On January 25th, 2015 a major election was held in Greece that marked the beginning of a new political and economic movement. Since the early mid-2000’s, Greece has suffered from severe economic recessions, resulting in the country being forced to accept a conditional bailout. This deal consists largely of privatization measures and economic reforms. It has remained of critical importance that Greece continues to take measures to recover their economy, and with the outcome from their most recent election, drastic changes are inevitably going to occur.
The far-left Syriza party led by Alexis Tsipras won the majority in the election this past week with 149 seats out of the 300. Increasing their seats from 78 since the last election, this anti-austerity party was only two seats off from an absolute majority. The Hellenic parliament held this legislative election much earlier than anticipated in correspondence to Greece’s failure to elect a new president by the end of December 2014.
With Greece at the center of the euro crisis, this early election is not putting European cities at ease- instead, it is causing a political and economic crisis. Although the stock market itself has been the source of considerable controversy, stocks have greatly decreased within the past week. Additionally, on a political level, the majority of voters in Greece have rejected the core policies offered from this Eurozone crisis. If voters really did not believe something better was possible for their country, the Syriza party would not have won. For the past six years, the government policy in Greece has been symbolic of the terrible hardship and depression levels of unemployment that have resulted from austerity.
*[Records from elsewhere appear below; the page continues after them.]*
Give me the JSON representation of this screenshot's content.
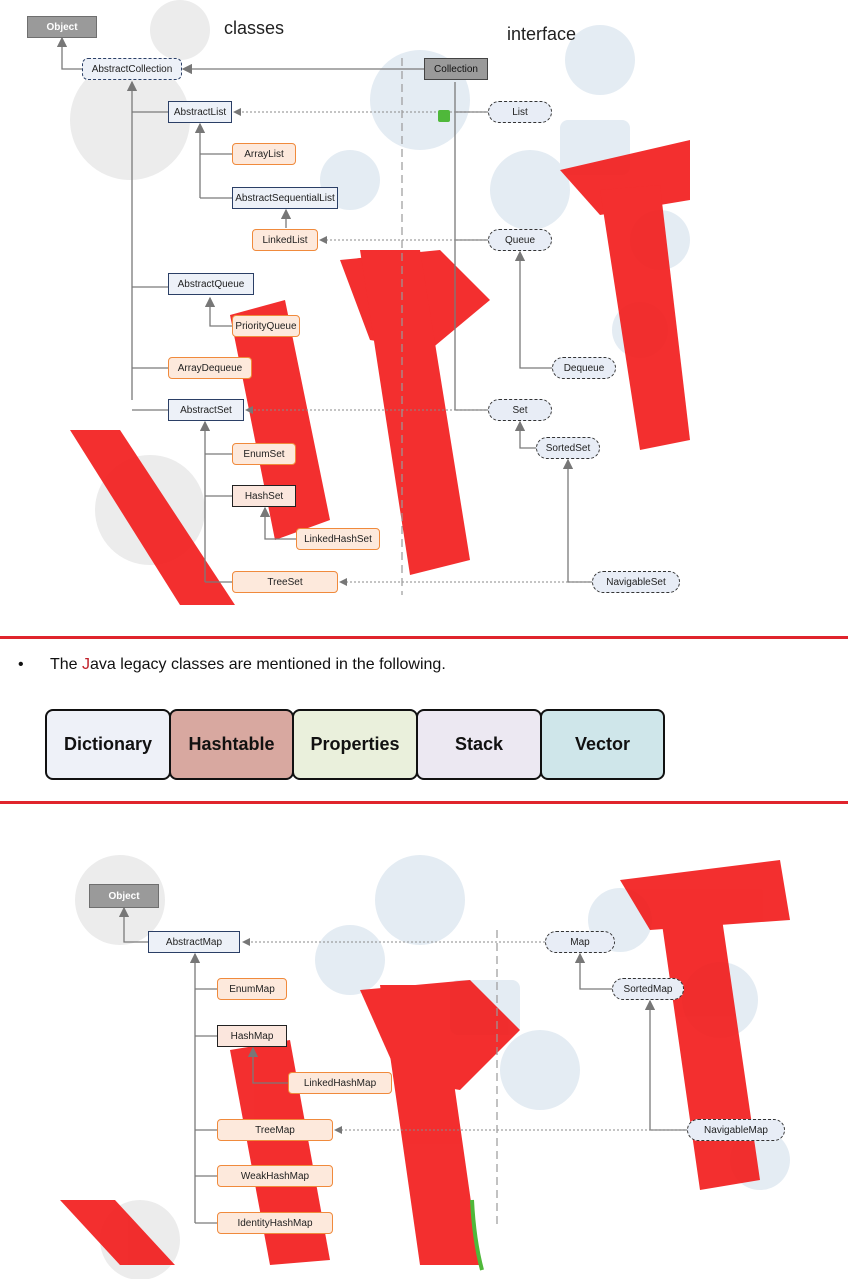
{
  "top_diagram": {
    "heading_classes": "classes",
    "heading_interface": "interface",
    "nodes": {
      "object": "Object",
      "abstract_collection": "AbstractCollection",
      "collection": "Collection",
      "abstract_list": "AbstractList",
      "list": "List",
      "array_list": "ArrayList",
      "abstract_sequential_list": "AbstractSequentialList",
      "linked_list": "LinkedList",
      "queue": "Queue",
      "abstract_queue": "AbstractQueue",
      "priority_queue": "PriorityQueue",
      "array_dequeue": "ArrayDequeue",
      "dequeue": "Dequeue",
      "abstract_set": "AbstractSet",
      "set": "Set",
      "sorted_set": "SortedSet",
      "enum_set": "EnumSet",
      "hash_set": "HashSet",
      "linked_hash_set": "LinkedHashSet",
      "tree_set": "TreeSet",
      "navigable_set": "NavigableSet"
    }
  },
  "legacy_section": {
    "bullet": "•",
    "text_before": "The ",
    "text_highlight": "J",
    "text_after": "ava legacy classes are mentioned in the following.",
    "boxes": [
      {
        "label": "Dictionary",
        "color": "#eef1f8"
      },
      {
        "label": "Hashtable",
        "color": "#d8a8a0"
      },
      {
        "label": "Properties",
        "color": "#eaf0dc"
      },
      {
        "label": "Stack",
        "color": "#ece8f2"
      },
      {
        "label": "Vector",
        "color": "#cfe6ea"
      }
    ]
  },
  "map_diagram": {
    "nodes": {
      "object": "Object",
      "abstract_map": "AbstractMap",
      "map": "Map",
      "sorted_map": "SortedMap",
      "enum_map": "EnumMap",
      "hash_map": "HashMap",
      "linked_hash_map": "LinkedHashMap",
      "tree_map": "TreeMap",
      "navigable_map": "NavigableMap",
      "weak_hash_map": "WeakHashMap",
      "identity_hash_map": "IdentityHashMap"
    }
  },
  "colors": {
    "separator_red": "#e0242c",
    "watermark_red": "#f01c1c",
    "green_marker": "#4fb83a",
    "concrete_border": "#f08a3c"
  }
}
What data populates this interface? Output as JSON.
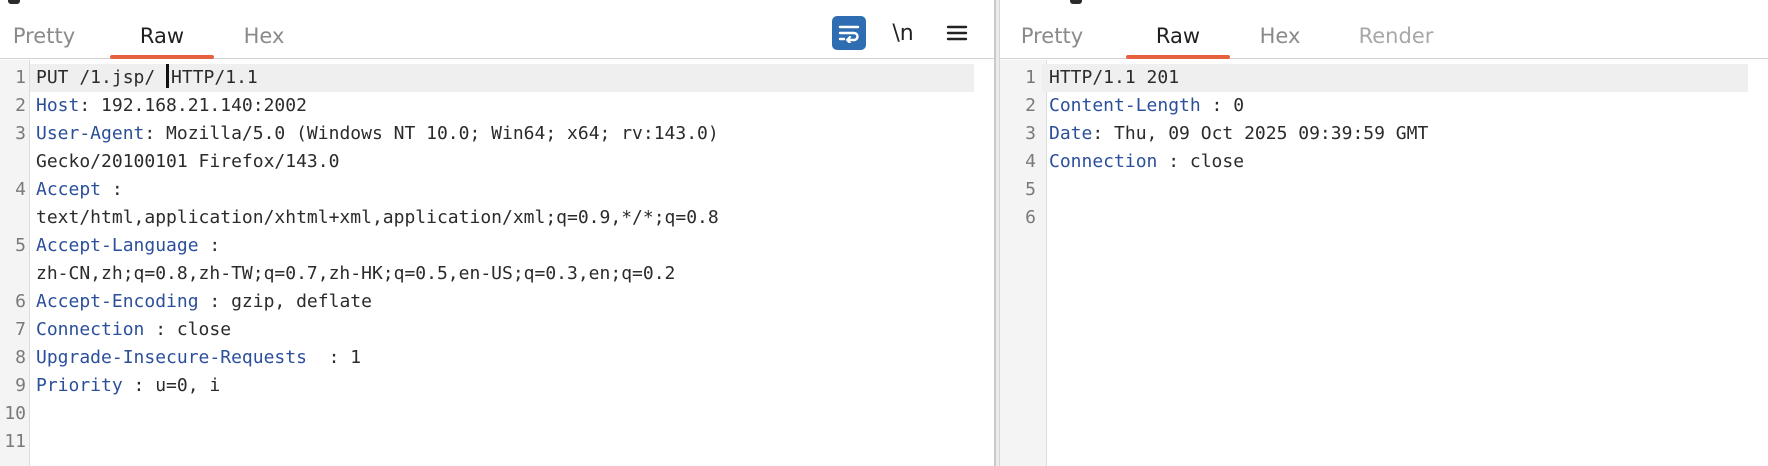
{
  "request": {
    "tabs": [
      "Pretty",
      "Raw",
      "Hex"
    ],
    "active_tab": "Raw",
    "toolbar": {
      "wrap_icon": "wrap-lines-icon",
      "newline_label": "\\n",
      "menu_icon": "hamburger-menu-icon"
    },
    "lines": [
      {
        "n": "1",
        "a": "PUT /1.jsp/ ",
        "b": "HTTP/1.1"
      },
      {
        "n": "2",
        "h": "Host",
        "v": ": 192.168.21.140:2002"
      },
      {
        "n": "3",
        "h": "User-Agent",
        "v": ": Mozilla/5.0 (Windows NT 10.0; Win64; x64; rv:143.0)"
      },
      {
        "n": "",
        "t": "Gecko/20100101 Firefox/143.0"
      },
      {
        "n": "4",
        "h": "Accept",
        "v": " :"
      },
      {
        "n": "",
        "t": "text/html,application/xhtml+xml,application/xml;q=0.9,*/*;q=0.8"
      },
      {
        "n": "5",
        "h": "Accept-Language",
        "v": " :"
      },
      {
        "n": "",
        "t": "zh-CN,zh;q=0.8,zh-TW;q=0.7,zh-HK;q=0.5,en-US;q=0.3,en;q=0.2"
      },
      {
        "n": "6",
        "h": "Accept-Encoding",
        "v": " : gzip, deflate"
      },
      {
        "n": "7",
        "h": "Connection",
        "v": " : close"
      },
      {
        "n": "8",
        "h": "Upgrade-Insecure-Requests",
        "v": "  : 1"
      },
      {
        "n": "9",
        "h": "Priority",
        "v": " : u=0, i"
      },
      {
        "n": "10",
        "t": ""
      },
      {
        "n": "11",
        "t": ""
      }
    ]
  },
  "response": {
    "tabs": [
      "Pretty",
      "Raw",
      "Hex",
      "Render"
    ],
    "active_tab": "Raw",
    "lines": [
      {
        "n": "1",
        "t": "HTTP/1.1 201"
      },
      {
        "n": "2",
        "h": "Content-Length",
        "v": " : 0"
      },
      {
        "n": "3",
        "h": "Date",
        "v": ": Thu, 09 Oct 2025 09:39:59 GMT"
      },
      {
        "n": "4",
        "h": "Connection",
        "v": " : close"
      },
      {
        "n": "5",
        "t": ""
      },
      {
        "n": "6",
        "t": ""
      }
    ]
  },
  "colors": {
    "accent_tab_underline": "#e8613f",
    "header_name": "#2b4f9b",
    "wrap_button_bg": "#2f6db3"
  }
}
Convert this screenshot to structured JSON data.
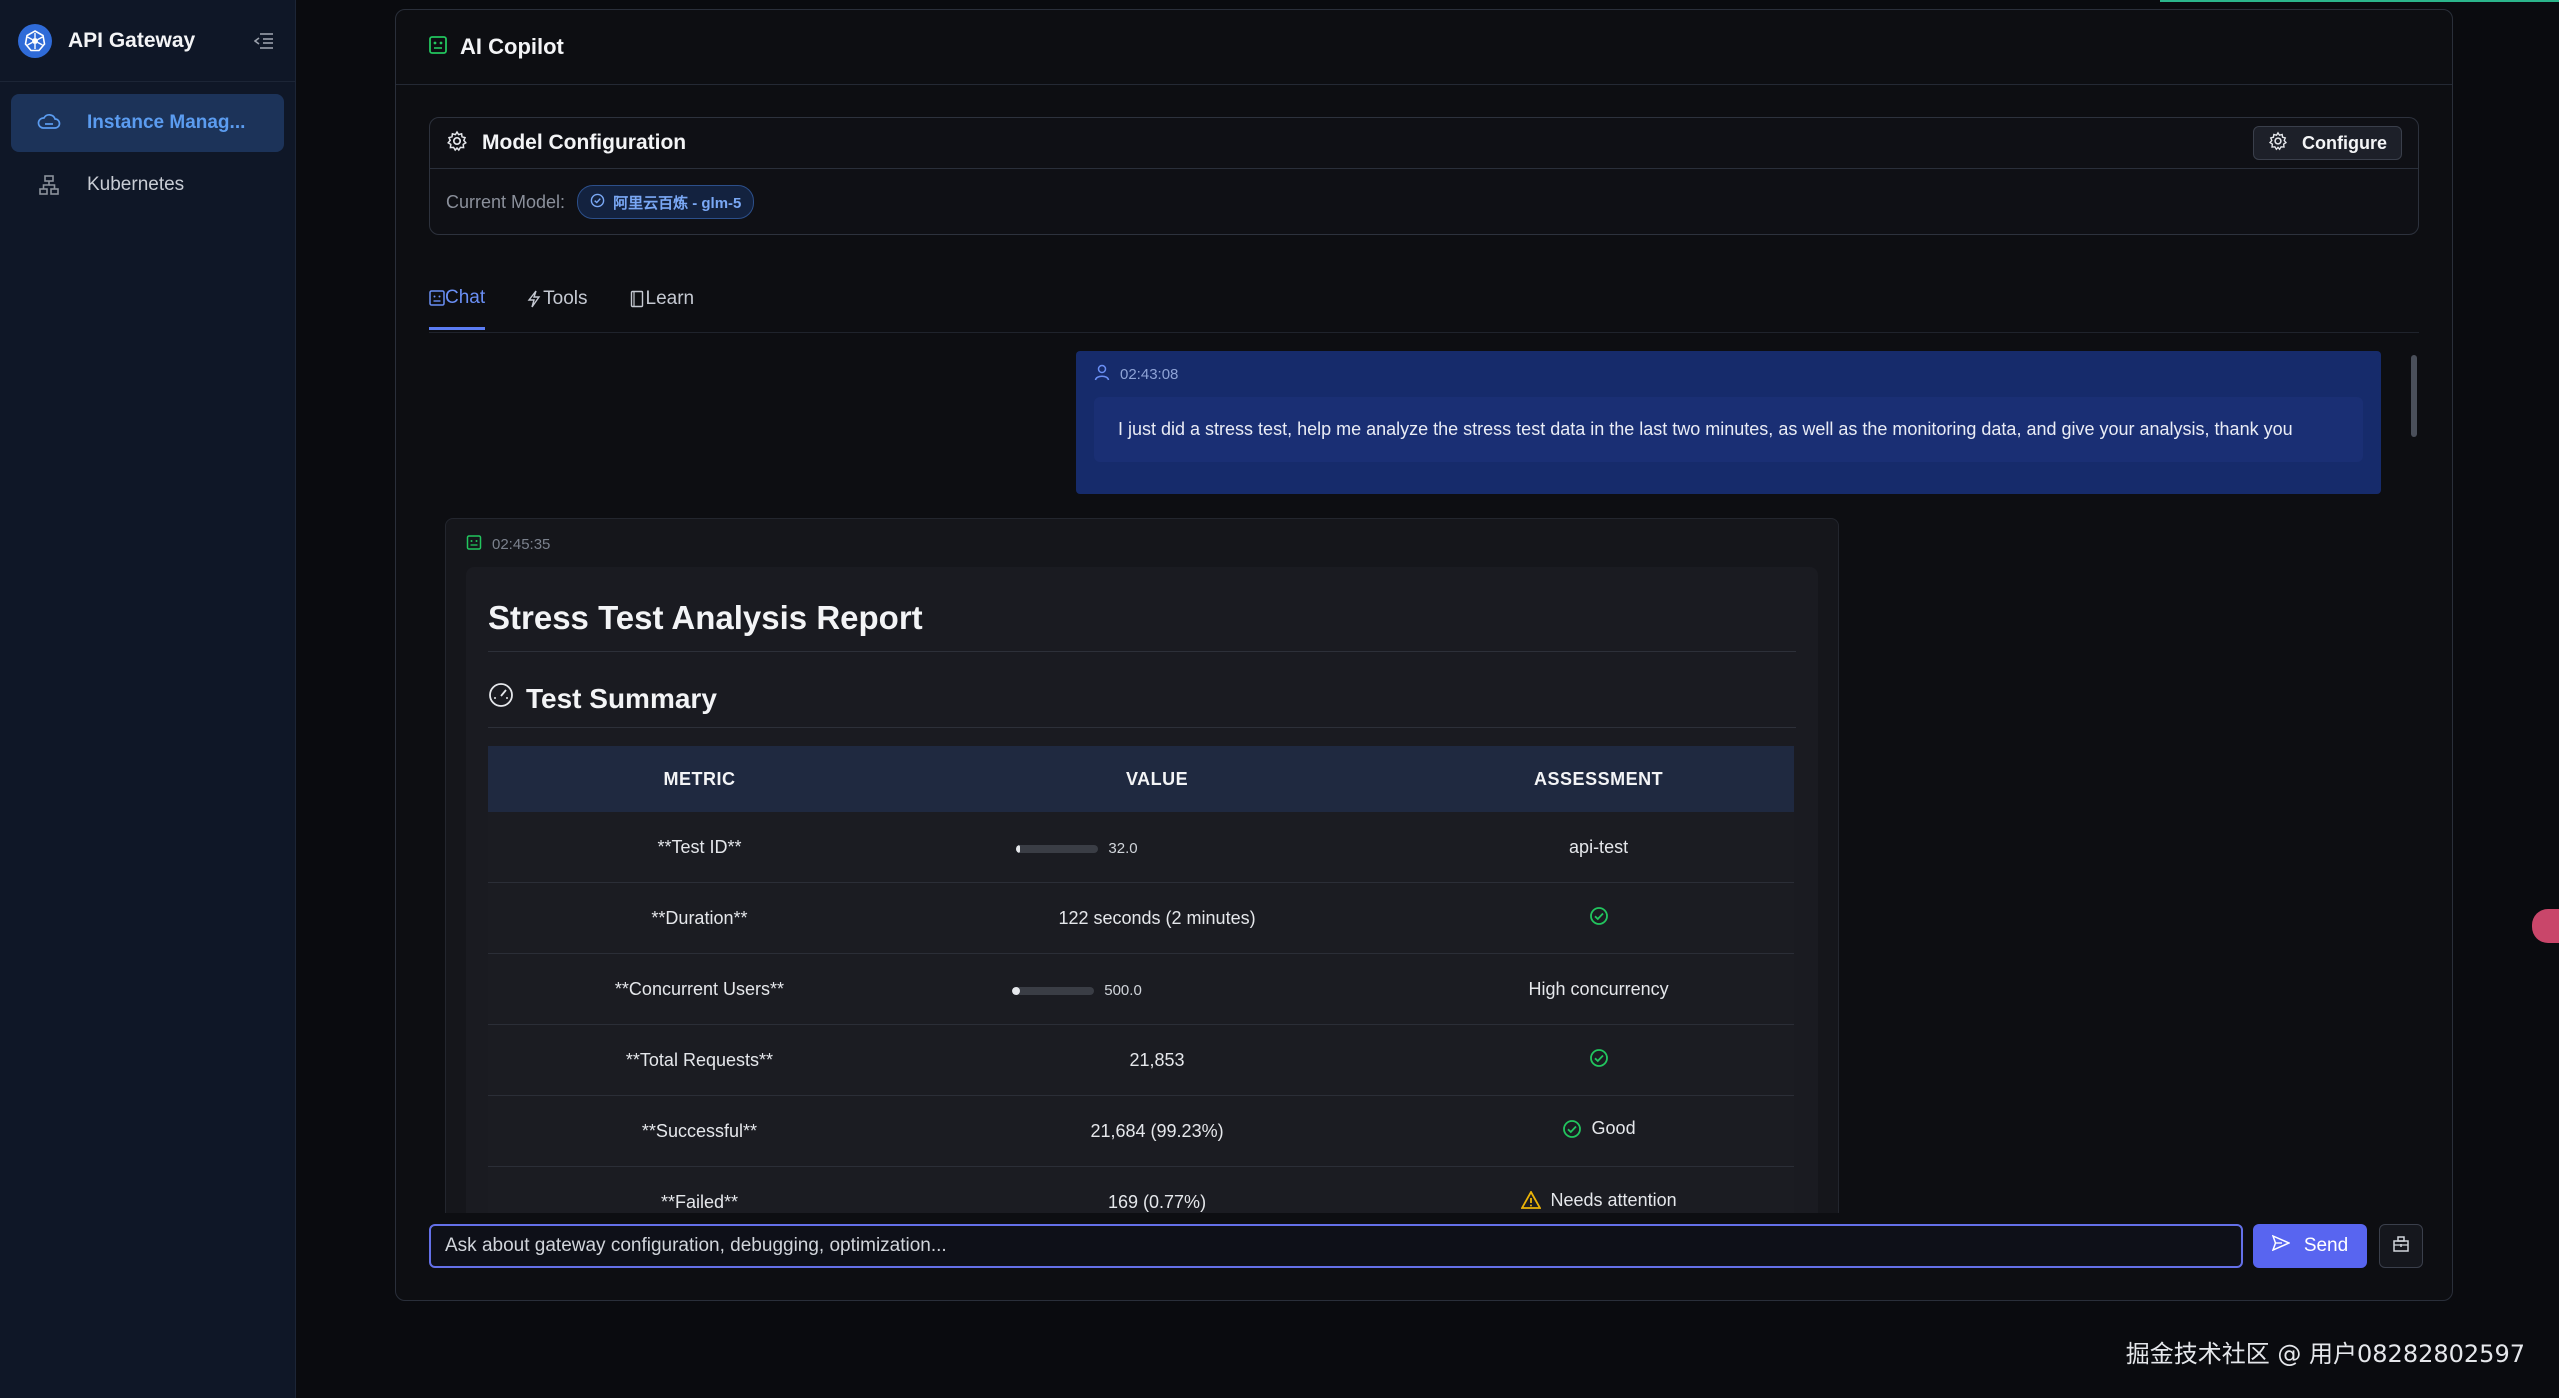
{
  "app": {
    "title": "API Gateway",
    "accent": "#5865f0"
  },
  "sidebar": {
    "items": [
      {
        "label": "Instance Manag...",
        "icon": "cloud-icon",
        "active": true
      },
      {
        "label": "Kubernetes",
        "icon": "cluster-icon",
        "active": false
      }
    ]
  },
  "panel": {
    "title": "AI Copilot"
  },
  "model_config": {
    "title": "Model Configuration",
    "configure_label": "Configure",
    "current_label": "Current Model:",
    "current_model": "阿里云百炼 - glm-5"
  },
  "tabs": [
    {
      "label": "Chat",
      "active": true
    },
    {
      "label": "Tools",
      "active": false
    },
    {
      "label": "Learn",
      "active": false
    }
  ],
  "messages": {
    "user": {
      "time": "02:43:08",
      "text": "I just did a stress test, help me analyze the stress test data in the last two minutes, as well as the monitoring data, and give your analysis, thank you"
    },
    "bot": {
      "time": "02:45:35",
      "report_title": "Stress Test Analysis Report",
      "section_title": "Test Summary",
      "table": {
        "headers": [
          "METRIC",
          "VALUE",
          "ASSESSMENT"
        ],
        "rows": [
          {
            "metric": "**Test ID**",
            "value": "32.0",
            "bar": 0.03,
            "assessment": "api-test",
            "assess_icon": ""
          },
          {
            "metric": "**Duration**",
            "value": "122 seconds (2 minutes)",
            "bar": null,
            "assessment": "",
            "assess_icon": "check-circle-icon"
          },
          {
            "metric": "**Concurrent Users**",
            "value": "500.0",
            "bar": 0.1,
            "assessment": "High concurrency",
            "assess_icon": ""
          },
          {
            "metric": "**Total Requests**",
            "value": "21,853",
            "bar": null,
            "assessment": "",
            "assess_icon": "check-circle-icon"
          },
          {
            "metric": "**Successful**",
            "value": "21,684 (99.23%)",
            "bar": null,
            "assessment": "Good",
            "assess_icon": "check-circle-icon"
          },
          {
            "metric": "**Failed**",
            "value": "169 (0.77%)",
            "bar": null,
            "assessment": "Needs attention",
            "assess_icon": "warning-icon"
          }
        ]
      }
    }
  },
  "input": {
    "placeholder": "Ask about gateway configuration, debugging, optimization...",
    "value": "",
    "send_label": "Send"
  },
  "watermark": "掘金技术社区 @ 用户08282802597"
}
To the millions of Greek citizens who brought success to the Syriza party, they have new amendments to look forward to. The political mandate of this party is to first renegotiate the terms of austerity, which had been imposed by the IMF and EU creditors. Tsipras had stated his leadership will bring an end to the austerity measures taken on by Greece. However contrary to his commitments, there are multiple ministers claiming that his movements will not be effective. Jeroen Dijsselbloem, President of Eurogroup, has claimed after a Eurozone finance meeting that regardless of the country’s leadership and present economic situation, bailout conditions will not be rearranged. The members must abide by the rules and commitments enforced, and furthermore stated that it is not plausible for Greeks to expect renegotiations. This idea has also been stressed by German Chancellor, Angela Merkel, saying that there will not be bailout money without continued austerity, hence no terms shall be negotiated. Nevertheless, if they do win their negotiations, other anti-austerity parties will grow. Moreover, Syriza’s success could energize other populist movements and other bailout recipients like Scotland and Portugal to view the Eurozone as not credible, and prompt a revolt against the pervasive Eurozone policies of reduced spending and expenditures.
In contrast to the moderate approach of Eurozone, Greeks have become more radical, and are supporting this comparatively young and radicalized party. The refusal of the European hierarchy to compromise with the Syriza party might cause further radical movements and profound changes on a political and economic level. Tsipras wants to keep the euro, but end the condition associated with the bailout. They have also made promises to reverse years of public spending cuts, promote lower unemployment, and fight poverty. Greece’s future will definitely be fascinating to watch in the upcoming period for their prolonging of debt and changes in political power that are bound to foster a paradigm shift in the Greek citizenry’s conception of economics.